Task to complete:
Print the full listing below exactly, keeping every character as it stands.

Source material:
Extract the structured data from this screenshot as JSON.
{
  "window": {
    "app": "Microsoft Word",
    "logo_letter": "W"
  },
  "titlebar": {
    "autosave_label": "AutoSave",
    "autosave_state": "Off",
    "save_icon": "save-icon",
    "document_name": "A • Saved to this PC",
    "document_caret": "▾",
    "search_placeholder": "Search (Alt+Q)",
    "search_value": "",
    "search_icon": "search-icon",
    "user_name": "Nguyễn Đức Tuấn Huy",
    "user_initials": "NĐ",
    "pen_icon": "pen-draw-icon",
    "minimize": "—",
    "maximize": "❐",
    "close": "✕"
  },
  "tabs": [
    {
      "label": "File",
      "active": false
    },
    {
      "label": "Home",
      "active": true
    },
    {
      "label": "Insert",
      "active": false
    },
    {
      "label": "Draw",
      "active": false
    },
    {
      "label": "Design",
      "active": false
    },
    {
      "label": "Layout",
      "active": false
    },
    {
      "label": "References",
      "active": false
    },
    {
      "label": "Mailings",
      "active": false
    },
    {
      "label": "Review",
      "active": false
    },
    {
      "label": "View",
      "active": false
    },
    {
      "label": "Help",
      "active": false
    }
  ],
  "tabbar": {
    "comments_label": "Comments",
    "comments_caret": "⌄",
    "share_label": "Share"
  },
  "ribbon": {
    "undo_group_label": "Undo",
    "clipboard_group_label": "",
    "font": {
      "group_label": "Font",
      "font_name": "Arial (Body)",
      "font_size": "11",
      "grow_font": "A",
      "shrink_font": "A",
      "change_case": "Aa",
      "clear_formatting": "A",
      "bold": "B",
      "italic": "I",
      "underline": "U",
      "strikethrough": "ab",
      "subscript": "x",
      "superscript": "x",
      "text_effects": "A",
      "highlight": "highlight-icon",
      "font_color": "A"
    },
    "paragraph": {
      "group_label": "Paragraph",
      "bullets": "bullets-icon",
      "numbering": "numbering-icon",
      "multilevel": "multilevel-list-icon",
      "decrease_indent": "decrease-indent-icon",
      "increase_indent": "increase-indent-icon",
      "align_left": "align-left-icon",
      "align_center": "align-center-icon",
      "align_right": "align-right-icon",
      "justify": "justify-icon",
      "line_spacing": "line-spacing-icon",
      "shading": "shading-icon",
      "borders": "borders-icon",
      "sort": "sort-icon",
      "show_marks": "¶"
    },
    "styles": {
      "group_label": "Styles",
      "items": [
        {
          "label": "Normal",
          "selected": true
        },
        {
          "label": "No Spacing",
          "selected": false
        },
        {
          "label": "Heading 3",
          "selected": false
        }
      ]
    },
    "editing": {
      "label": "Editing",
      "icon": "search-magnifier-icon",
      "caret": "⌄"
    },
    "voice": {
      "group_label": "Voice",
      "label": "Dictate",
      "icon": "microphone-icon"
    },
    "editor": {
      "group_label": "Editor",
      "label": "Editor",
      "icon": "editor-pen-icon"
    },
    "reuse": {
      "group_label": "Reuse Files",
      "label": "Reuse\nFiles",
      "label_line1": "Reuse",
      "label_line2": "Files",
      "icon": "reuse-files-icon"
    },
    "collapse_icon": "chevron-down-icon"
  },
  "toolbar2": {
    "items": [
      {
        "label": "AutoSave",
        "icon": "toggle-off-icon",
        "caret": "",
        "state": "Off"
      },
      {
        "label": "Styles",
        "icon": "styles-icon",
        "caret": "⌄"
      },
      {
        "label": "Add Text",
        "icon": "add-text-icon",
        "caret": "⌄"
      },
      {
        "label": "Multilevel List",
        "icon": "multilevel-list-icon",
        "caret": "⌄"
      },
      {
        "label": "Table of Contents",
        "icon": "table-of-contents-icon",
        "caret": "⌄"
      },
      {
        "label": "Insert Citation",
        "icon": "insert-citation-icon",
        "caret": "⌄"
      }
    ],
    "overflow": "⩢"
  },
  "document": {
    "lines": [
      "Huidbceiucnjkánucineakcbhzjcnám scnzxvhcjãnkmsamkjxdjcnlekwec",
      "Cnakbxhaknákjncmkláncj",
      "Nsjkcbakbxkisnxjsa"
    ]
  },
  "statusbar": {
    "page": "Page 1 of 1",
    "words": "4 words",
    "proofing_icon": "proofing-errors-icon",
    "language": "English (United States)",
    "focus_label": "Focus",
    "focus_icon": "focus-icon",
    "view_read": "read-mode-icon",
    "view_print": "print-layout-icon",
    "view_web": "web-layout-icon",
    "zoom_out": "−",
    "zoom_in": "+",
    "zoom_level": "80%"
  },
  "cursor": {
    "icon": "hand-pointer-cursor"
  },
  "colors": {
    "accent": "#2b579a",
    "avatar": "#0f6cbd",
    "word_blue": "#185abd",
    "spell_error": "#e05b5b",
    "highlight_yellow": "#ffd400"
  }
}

Answer to this exercise:
Extract the structured data from this screenshot as JSON.
{
  "window": {
    "app": "Microsoft Word",
    "logo_letter": "W"
  },
  "titlebar": {
    "autosave_label": "AutoSave",
    "autosave_state": "Off",
    "save_icon": "save-icon",
    "document_name": "A • Saved to this PC",
    "document_caret": "▾",
    "search_placeholder": "Search (Alt+Q)",
    "search_value": "",
    "search_icon": "search-icon",
    "user_name": "Nguyễn Đức Tuấn Huy",
    "user_initials": "NĐ",
    "pen_icon": "pen-draw-icon",
    "minimize": "—",
    "maximize": "❐",
    "close": "✕"
  },
  "tabs": [
    {
      "label": "File",
      "active": false
    },
    {
      "label": "Home",
      "active": true
    },
    {
      "label": "Insert",
      "active": false
    },
    {
      "label": "Draw",
      "active": false
    },
    {
      "label": "Design",
      "active": false
    },
    {
      "label": "Layout",
      "active": false
    },
    {
      "label": "References",
      "active": false
    },
    {
      "label": "Mailings",
      "active": false
    },
    {
      "label": "Review",
      "active": false
    },
    {
      "label": "View",
      "active": false
    },
    {
      "label": "Help",
      "active": false
    }
  ],
  "tabbar": {
    "comments_label": "Comments",
    "comments_caret": "⌄",
    "share_label": "Share"
  },
  "ribbon": {
    "undo_group_label": "Undo",
    "clipboard_group_label": "",
    "font": {
      "group_label": "Font",
      "font_name": "Arial (Body)",
      "font_size": "11",
      "grow_font": "A",
      "shrink_font": "A",
      "change_case": "Aa",
      "clear_formatting": "A",
      "bold": "B",
      "italic": "I",
      "underline": "U",
      "strikethrough": "ab",
      "subscript": "x",
      "superscript": "x",
      "text_effects": "A",
      "highlight": "highlight-icon",
      "font_color": "A"
    },
    "paragraph": {
      "group_label": "Paragraph",
      "bullets": "bullets-icon",
      "numbering": "numbering-icon",
      "multilevel": "multilevel-list-icon",
      "decrease_indent": "decrease-indent-icon",
      "increase_indent": "increase-indent-icon",
      "align_left": "align-left-icon",
      "align_center": "align-center-icon",
      "align_right": "align-right-icon",
      "justify": "justify-icon",
      "line_spacing": "line-spacing-icon",
      "shading": "shading-icon",
      "borders": "borders-icon",
      "sort": "sort-icon",
      "show_marks": "¶"
    },
    "styles": {
      "group_label": "Styles",
      "items": [
        {
          "label": "Normal",
          "selected": true
        },
        {
          "label": "No Spacing",
          "selected": false
        },
        {
          "label": "Heading 3",
          "selected": false
        }
      ]
    },
    "editing": {
      "label": "Editing",
      "icon": "search-magnifier-icon",
      "caret": "⌄"
    },
    "voice": {
      "group_label": "Voice",
      "label": "Dictate",
      "icon": "microphone-icon"
    },
    "editor": {
      "group_label": "Editor",
      "label": "Editor",
      "icon": "editor-pen-icon"
    },
    "reuse": {
      "group_label": "Reuse Files",
      "label": "Reuse\nFiles",
      "label_line1": "Reuse",
      "label_line2": "Files",
      "icon": "reuse-files-icon"
    },
    "collapse_icon": "chevron-down-icon"
  },
  "toolbar2": {
    "items": [
      {
        "label": "AutoSave",
        "icon": "toggle-off-icon",
        "caret": "",
        "state": "Off"
      },
      {
        "label": "Styles",
        "icon": "styles-icon",
        "caret": "⌄"
      },
      {
        "label": "Add Text",
        "icon": "add-text-icon",
        "caret": "⌄"
      },
      {
        "label": "Multilevel List",
        "icon": "multilevel-list-icon",
        "caret": "⌄"
      },
      {
        "label": "Table of Contents",
        "icon": "table-of-contents-icon",
        "caret": "⌄"
      },
      {
        "label": "Insert Citation",
        "icon": "insert-citation-icon",
        "caret": "⌄"
      }
    ],
    "overflow": "⩢"
  },
  "document": {
    "lines": [
      "Huidbceiucnjkánucineakcbhzjcnám scnzxvhcjãnkmsamkjxdjcnlekwec",
      "Cnakbxhaknákjncmkláncj",
      "Nsjkcbakbxkisnxjsa"
    ]
  },
  "statusbar": {
    "page": "Page 1 of 1",
    "words": "4 words",
    "proofing_icon": "proofing-errors-icon",
    "language": "English (United States)",
    "focus_label": "Focus",
    "focus_icon": "focus-icon",
    "view_read": "read-mode-icon",
    "view_print": "print-layout-icon",
    "view_web": "web-layout-icon",
    "zoom_out": "−",
    "zoom_in": "+",
    "zoom_level": "80%"
  },
  "cursor": {
    "icon": "hand-pointer-cursor"
  },
  "colors": {
    "accent": "#2b579a",
    "avatar": "#0f6cbd",
    "word_blue": "#185abd",
    "spell_error": "#e05b5b",
    "highlight_yellow": "#ffd400"
  }
}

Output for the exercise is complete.